Penalty Clauses

Parties in commercial agreements may sometimes look to agree upon certain sums or other ‘payments’ that are to be paid by one party to the other following a breach of certain provisions of the agreement by the first party.


Whether such clauses are enforceable or not will depend upon whether a court would construe the provision as being a penalty clause or not (where it does so, the provision would be unenforceable). Provisions of this nature that are not deemed to be penalty clauses and are therefore enforceable are sometimes referred to as ‘liquidated damages’ clauses.

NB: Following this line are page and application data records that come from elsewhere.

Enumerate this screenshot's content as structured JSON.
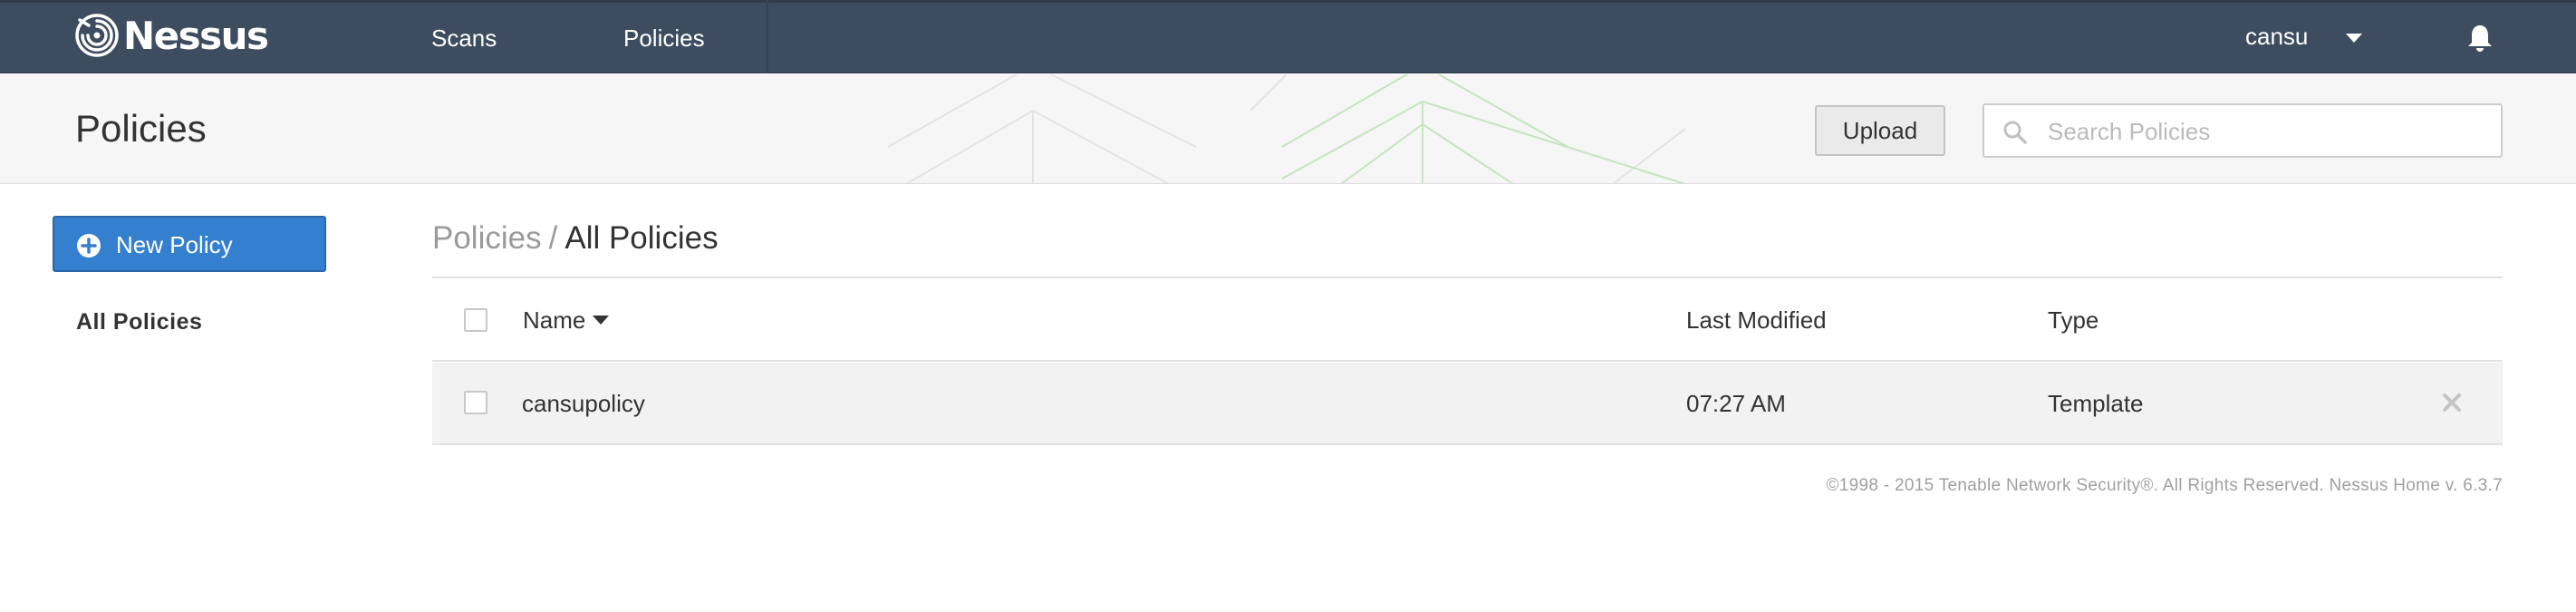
{
  "app": {
    "logo_text": "Nessus",
    "logo_icon": "nessus-swirl-icon"
  },
  "nav": {
    "items": [
      {
        "label": "Scans"
      },
      {
        "label": "Policies"
      }
    ],
    "user": {
      "name": "cansu",
      "icon": "chevron-down-icon"
    },
    "notifications_icon": "bell-icon"
  },
  "header": {
    "title": "Policies",
    "upload_label": "Upload",
    "search": {
      "placeholder": "Search Policies",
      "value": "",
      "icon": "search-icon"
    }
  },
  "sidebar": {
    "new_button_label": "New Policy",
    "new_button_icon": "plus-circle-icon",
    "items": [
      {
        "label": "All Policies",
        "active": true
      }
    ]
  },
  "main": {
    "breadcrumb": {
      "parent": "Policies",
      "separator": "/",
      "current": "All Policies"
    },
    "table": {
      "columns": [
        "Name",
        "Last Modified",
        "Type"
      ],
      "sort": {
        "column": "Name",
        "direction": "desc"
      },
      "rows": [
        {
          "name": "cansupolicy",
          "last_modified": "07:27 AM",
          "type": "Template",
          "selected": false
        }
      ]
    }
  },
  "footer": {
    "text": "©1998 - 2015 Tenable Network Security®. All Rights Reserved. Nessus Home v. 6.3.7"
  },
  "colors": {
    "topbar": "#3d4c5f",
    "primary_button": "#357fcf",
    "row_background": "#f2f2f2"
  }
}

The test for whether a provision would be a ‘penalty clause’or a ‘liquidated damages clause’ was previously whether the provision was a genuine pre-estimate of the loss that would be suffered by the non-infringing party and came from the case of Dunlop v New Garage [1915] AC 847 and the ruling of Lord Dunedin: “the essence of a penalty is a payment of money stipulated as in terrorem of the offending party; the essence of liquidated damages is a genuine covenanted preestimate of damage”.